There are different types of cardio. Keep in mind that anything that raises your heart rate—from logging an hour on a treadmill to doing hill sprints to a fast walk – is cardio in some form. If you do ten minutes of hill sprints you’re going to burn more energy and calories than you will walking. When this is the case, refueling is going to be more urgent. It will be important for you to learn to trust your hunger. When your body is screaming that you need to eat, you need to listen to it. Optimal results will come from knowing how to eat.
30-45 minutes of low-level cardio is probably not going to be enough to completely deplete your energy stores. Your focus in the aftermath of any cardio is two-fold: replenish the fluids you have lost, best done in the form of 8-16 ounces of water, and eat a post-workout meal within 30-60 minutes of finishing your workout. In a 2015 issue of Environmental Nutrition, dietician Molly Kimball recommends roughly a 3:1 ratio of carbohydrates to protein. The protein will help rebuild your muscles, and the carbohydrates will replenish your energy stores.
If you perform a more intense cardio session (or significantly longer, such as distance running) the philosophy remains the same, but you may need to increase the number of calories, carbs, and protein in your post-workout meal according to how much energy you expended, your performance, and your bodyweight. Stick with the 3:1 ratio of carbs to protein, unless your performance or results start to drop to an undesirable level. When that happens, maintain the intensity of your workouts, but add 300 clean calories per day to your total and see if it restores your energy and improves your results.
The post-workout whey protein shake is a staple of modern-day training. Because it is recommended that you eat within 30-60 minutes after a workout, shakes are obviously convenient. Protein quality is not all the same, however. When choosing a protein for your post-workout meal, one of the most important factors is the protein’s biologic value (BV).
BV refers to the amount of protein that your body actually uses after consumption. For instance, a protein source with a BV of 100 means that 100% of it was used and absorbed by your body. You got the maximum benefit out of that meal, in terms of protein. A 2015 study in the Carpathian Journal of Food Science & Technology found that a whey protein shake, consumed after a workout, has great value, because most whey shakes fall within the 90-100 BV range. However, they are not always superior to whole food sources.
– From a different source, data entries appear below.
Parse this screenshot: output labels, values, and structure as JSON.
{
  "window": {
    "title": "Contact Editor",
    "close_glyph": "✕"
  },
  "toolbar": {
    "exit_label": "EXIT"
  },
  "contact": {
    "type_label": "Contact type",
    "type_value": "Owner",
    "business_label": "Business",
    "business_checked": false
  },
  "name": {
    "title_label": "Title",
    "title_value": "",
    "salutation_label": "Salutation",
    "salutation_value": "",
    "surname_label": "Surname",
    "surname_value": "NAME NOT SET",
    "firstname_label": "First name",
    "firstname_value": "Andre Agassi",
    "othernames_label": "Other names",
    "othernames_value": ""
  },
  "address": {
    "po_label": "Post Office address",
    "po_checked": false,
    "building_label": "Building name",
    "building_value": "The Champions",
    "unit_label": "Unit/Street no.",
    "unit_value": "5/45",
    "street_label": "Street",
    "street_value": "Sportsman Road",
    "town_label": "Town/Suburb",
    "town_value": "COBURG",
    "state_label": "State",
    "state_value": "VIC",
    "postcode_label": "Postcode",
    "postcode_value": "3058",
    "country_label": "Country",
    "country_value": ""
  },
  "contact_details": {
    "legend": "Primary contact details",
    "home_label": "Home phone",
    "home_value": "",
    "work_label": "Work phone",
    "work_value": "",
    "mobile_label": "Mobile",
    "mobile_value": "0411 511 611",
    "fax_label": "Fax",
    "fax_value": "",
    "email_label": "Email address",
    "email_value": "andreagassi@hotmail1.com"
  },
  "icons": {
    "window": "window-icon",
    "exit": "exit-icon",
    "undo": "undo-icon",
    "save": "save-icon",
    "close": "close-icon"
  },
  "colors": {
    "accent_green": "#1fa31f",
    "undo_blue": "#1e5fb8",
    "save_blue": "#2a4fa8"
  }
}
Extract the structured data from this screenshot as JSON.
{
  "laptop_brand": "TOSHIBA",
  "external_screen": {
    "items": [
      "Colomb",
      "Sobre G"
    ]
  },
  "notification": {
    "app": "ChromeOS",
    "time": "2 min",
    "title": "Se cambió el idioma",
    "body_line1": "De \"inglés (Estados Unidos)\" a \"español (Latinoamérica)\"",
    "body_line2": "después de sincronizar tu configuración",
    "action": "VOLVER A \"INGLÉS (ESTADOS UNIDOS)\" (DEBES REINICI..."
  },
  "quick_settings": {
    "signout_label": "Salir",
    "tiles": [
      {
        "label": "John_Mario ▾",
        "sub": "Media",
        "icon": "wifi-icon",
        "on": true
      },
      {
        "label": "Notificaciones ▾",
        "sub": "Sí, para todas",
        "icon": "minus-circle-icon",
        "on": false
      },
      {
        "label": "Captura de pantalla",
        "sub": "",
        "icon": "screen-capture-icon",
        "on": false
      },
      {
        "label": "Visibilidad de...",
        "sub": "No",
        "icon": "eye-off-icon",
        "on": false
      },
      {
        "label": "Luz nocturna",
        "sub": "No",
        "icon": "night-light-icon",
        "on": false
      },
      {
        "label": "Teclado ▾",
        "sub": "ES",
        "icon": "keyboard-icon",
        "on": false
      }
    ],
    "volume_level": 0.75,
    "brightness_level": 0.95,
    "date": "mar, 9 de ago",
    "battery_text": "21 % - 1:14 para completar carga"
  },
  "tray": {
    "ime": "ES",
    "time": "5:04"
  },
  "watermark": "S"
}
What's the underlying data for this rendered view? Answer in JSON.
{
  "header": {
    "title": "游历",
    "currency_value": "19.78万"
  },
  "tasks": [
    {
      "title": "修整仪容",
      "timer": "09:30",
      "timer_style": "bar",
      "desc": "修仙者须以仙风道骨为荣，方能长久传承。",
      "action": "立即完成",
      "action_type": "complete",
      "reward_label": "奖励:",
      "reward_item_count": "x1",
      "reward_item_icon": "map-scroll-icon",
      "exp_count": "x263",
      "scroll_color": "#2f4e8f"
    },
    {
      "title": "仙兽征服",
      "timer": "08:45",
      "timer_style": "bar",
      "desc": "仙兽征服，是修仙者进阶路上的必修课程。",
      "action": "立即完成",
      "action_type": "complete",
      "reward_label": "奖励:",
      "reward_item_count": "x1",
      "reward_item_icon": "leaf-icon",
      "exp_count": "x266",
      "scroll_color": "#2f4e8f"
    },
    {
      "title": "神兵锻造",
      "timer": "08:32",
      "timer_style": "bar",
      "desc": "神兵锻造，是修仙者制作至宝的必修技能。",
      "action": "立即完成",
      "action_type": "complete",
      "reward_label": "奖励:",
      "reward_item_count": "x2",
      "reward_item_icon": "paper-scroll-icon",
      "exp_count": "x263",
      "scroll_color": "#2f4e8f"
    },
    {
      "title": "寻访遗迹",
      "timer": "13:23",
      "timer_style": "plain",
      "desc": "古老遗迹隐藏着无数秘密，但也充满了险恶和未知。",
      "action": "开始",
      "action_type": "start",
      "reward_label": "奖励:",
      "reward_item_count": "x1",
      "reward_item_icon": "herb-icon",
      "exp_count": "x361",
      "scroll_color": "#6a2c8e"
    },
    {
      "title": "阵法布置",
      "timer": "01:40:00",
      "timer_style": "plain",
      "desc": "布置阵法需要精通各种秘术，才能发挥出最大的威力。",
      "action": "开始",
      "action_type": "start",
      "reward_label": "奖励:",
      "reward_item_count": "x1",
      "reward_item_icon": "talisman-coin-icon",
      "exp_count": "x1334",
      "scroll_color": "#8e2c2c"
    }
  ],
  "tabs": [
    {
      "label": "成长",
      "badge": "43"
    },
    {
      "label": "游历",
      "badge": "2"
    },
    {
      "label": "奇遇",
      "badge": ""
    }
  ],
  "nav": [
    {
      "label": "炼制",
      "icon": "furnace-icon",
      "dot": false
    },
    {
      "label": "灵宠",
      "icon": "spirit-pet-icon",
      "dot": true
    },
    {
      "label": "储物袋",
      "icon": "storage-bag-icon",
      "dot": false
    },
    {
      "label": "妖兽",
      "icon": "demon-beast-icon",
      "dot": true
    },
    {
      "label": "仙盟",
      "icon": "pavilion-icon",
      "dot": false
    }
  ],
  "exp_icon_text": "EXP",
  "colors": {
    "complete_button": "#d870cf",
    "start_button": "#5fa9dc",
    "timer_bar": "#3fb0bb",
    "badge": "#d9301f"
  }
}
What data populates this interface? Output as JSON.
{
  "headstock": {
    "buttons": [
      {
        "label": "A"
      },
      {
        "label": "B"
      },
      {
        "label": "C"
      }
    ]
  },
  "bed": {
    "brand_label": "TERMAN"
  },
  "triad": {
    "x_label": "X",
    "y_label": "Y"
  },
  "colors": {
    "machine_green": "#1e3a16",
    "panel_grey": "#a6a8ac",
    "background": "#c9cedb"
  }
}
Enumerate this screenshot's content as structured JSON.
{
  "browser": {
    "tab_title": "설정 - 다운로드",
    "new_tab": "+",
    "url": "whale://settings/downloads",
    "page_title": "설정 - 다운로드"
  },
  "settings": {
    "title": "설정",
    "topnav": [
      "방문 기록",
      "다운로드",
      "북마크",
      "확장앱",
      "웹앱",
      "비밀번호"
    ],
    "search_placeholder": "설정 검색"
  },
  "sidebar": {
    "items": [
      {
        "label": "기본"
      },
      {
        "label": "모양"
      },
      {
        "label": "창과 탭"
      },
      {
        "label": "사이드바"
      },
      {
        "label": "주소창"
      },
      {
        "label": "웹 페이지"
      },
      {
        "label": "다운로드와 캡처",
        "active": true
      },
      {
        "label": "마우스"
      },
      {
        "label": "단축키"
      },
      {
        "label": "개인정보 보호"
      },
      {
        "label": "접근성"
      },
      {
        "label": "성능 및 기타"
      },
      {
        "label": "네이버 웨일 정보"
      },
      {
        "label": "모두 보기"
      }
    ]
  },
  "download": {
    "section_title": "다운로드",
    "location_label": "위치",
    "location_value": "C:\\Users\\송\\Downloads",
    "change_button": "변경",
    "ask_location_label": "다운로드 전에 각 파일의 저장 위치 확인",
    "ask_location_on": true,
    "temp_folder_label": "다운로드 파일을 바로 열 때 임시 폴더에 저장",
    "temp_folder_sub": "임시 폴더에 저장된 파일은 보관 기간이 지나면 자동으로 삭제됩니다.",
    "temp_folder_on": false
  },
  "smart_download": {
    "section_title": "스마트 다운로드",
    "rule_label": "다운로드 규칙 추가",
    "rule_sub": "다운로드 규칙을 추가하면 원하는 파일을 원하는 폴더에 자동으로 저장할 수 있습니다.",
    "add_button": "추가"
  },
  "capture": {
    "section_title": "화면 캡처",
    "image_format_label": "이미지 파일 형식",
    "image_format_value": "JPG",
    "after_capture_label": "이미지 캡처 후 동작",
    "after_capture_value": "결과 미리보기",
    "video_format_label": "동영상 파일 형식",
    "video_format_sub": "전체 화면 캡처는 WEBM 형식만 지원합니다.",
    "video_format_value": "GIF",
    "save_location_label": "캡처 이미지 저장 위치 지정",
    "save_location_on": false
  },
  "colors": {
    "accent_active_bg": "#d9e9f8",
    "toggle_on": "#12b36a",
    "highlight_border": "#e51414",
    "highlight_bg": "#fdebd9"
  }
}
For instance, a whey shake may provide as much protein as a lean chicken breast, but a shake does not stimulate the metabolism. Digesting and processing a chicken breast requires that the body use energy—boosting the metabolic rate by as much as 30%. This is good news for fat loss.
Learning what to eat after cardio is both a science and an art. If you stick to the guidelines of eating within an hour after your cardio session, you’re getting enough calories and fluids, and you stick to the 3:1 ratio of carbs to protein, you will make sure you are getting the most out of your post-cardio nutrition. Keep in mind that these are guidelines, and you will need to experiment and pay attention to find your own optimal numbers.